How To Think About Quantum Theory
It's incredibly easy* to formulate quantum mechanics mathematically. The problem is, a lot of the time this is completely useless for the curious passer-by; or come to that the aspiring physicist. I thought I'd set down some of the principles, techniques, predictions and uses of quantum theory in a comparatively readable way, whilst giving hints as to how you'd go about making this into a complete mathematical theory (of which there is some more here).
* By which I mean briefly, rather than, say, comprehensibly...
It's clichéd in introductory quantum mechanical texts to begin with the standard examples of why classical physics - the nice simple view of the world where you have lots of hard things bouncing off each other etc. governed by Newton's equation - is, in some situations, horribly wrong. It's clichéd, but it's a damn good idea.
Aside: One thing that's worth briefly mentioning here is what's going on when we say a physical theory is "wrong", but still carry on teaching it and using it and saying it's "right". Usually, we mean something quite simple: the "wrong" theory is the correct approximation to the "right" theory - for example, suppose your "wrong" theory predicts a graph should be a straight line through the origin with slope 5, but your "right" theory says it's a straight line with slope 5 that doesn't quite go through the origin.
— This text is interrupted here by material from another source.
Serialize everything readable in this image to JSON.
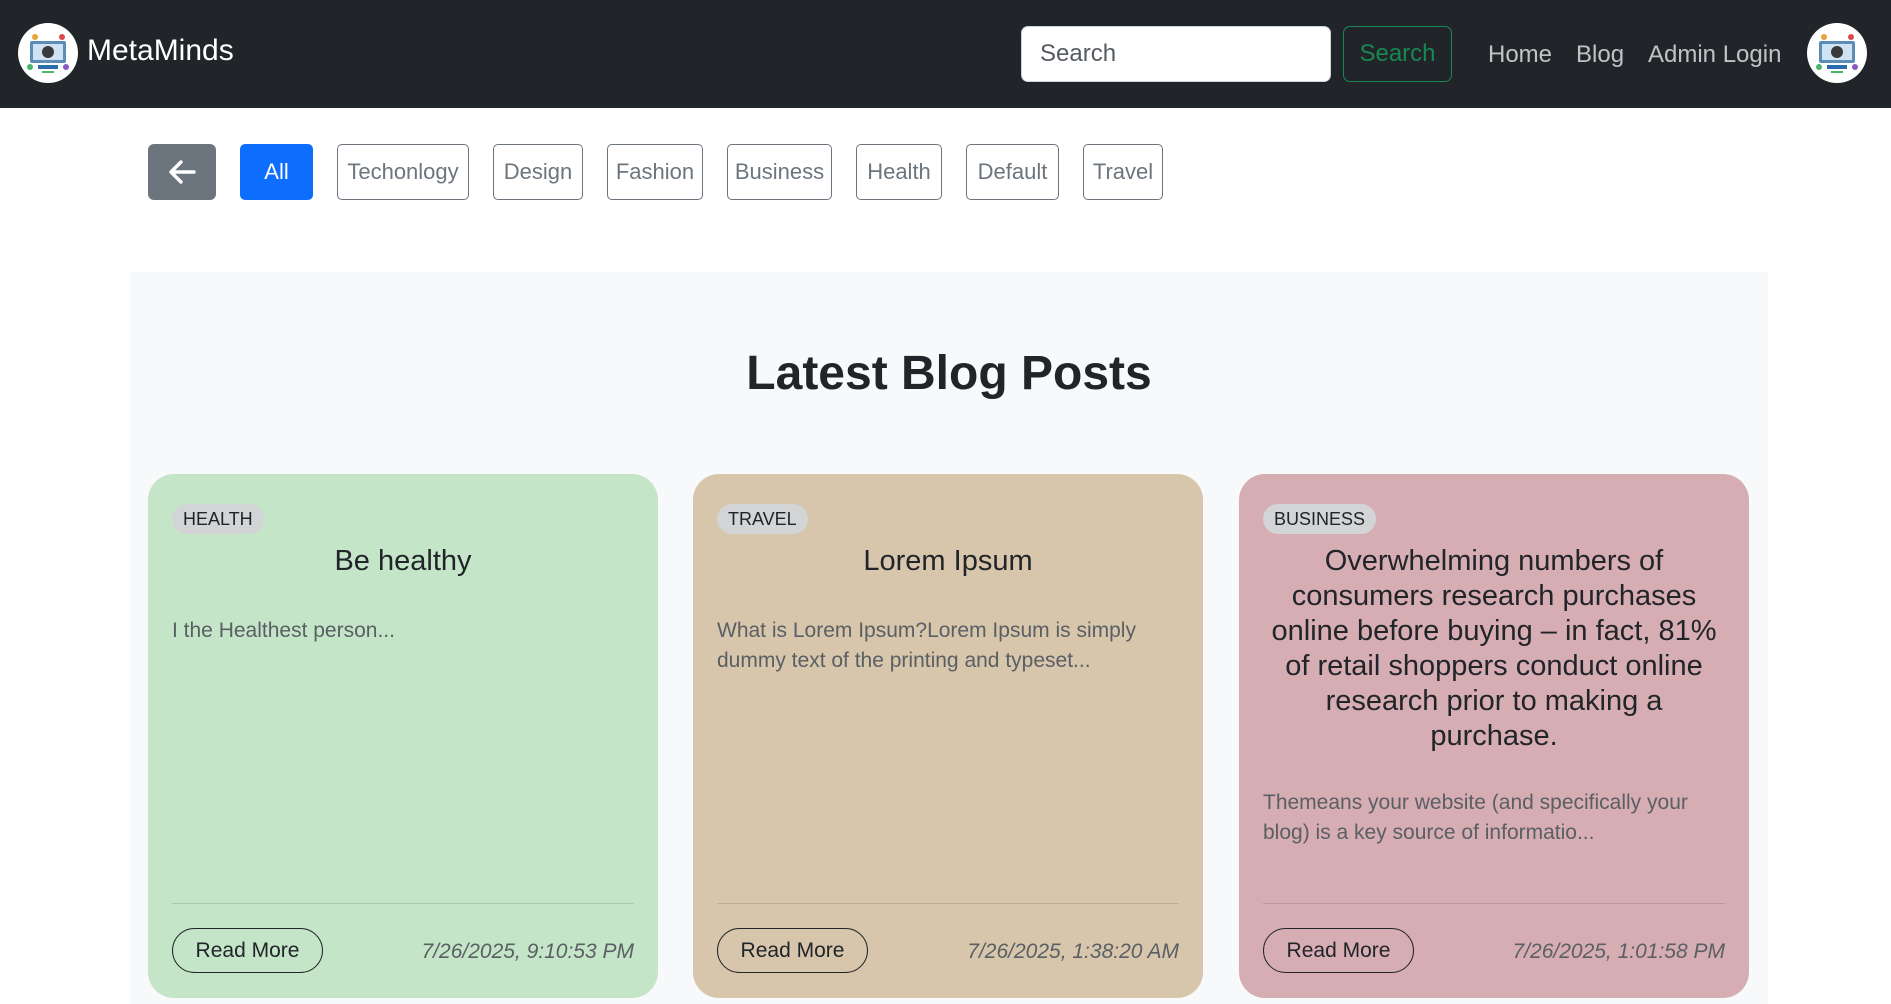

ctd. Then maybe in your day to day life, when you're looking at normal objects and so looking at the graph a long way from the origin, you don't notice it's just slightly off; maybe a 0.01% error. But then, one day, you get out the microscope and look at the start of the graph. Suddenly, the error looks bigger - and you get a bigger microscope - and then the error looks infinitely big as a percentage at the origin! Oops. But it's still an excellent approximation - and the "right" theory tells us it should be! So the "wrong" theory is still useful, provided it's - for example - easier to use than the "right" one.
ctd. We'll see below that quantum mechanics as formulated here is also "wrong" in this sense - quantum field theory is the next step on the way to truth (and it's not even right).
- Stability of atoms & the spectra of light - The start of the 20th century had a model of the atom as a positively charged nucleus surrounded by negatively charged particles. The problem is, classically, the only way you can have things that attract each other (nucleus and electrons) keeping their distance from each other means having the electrons orbiting the nucleus - moving around the nucleus in circles or ellipses or some such - but when electrically charged things change direction or speed (either way, they accelerate) they emit radiation. This is just how radio works - a current in the antenna makes electromagnetic waves. (Think of pulling your hand through water. The drag you feel is because you lose energy to the waves that go rolling away. To the electron, which is charged, the whole of space feels like it's filled with water!) But if electrons in atoms did this, they'd lose energy and spiral into the nucleus. Oops.
- The 'ultraviolet catastrophe'
- The photoelectric effect
- Wave-particle duality
- Modern electronics - transistors and diodes
- Flash memory
- MRI (Magnetic Resonance Imaging)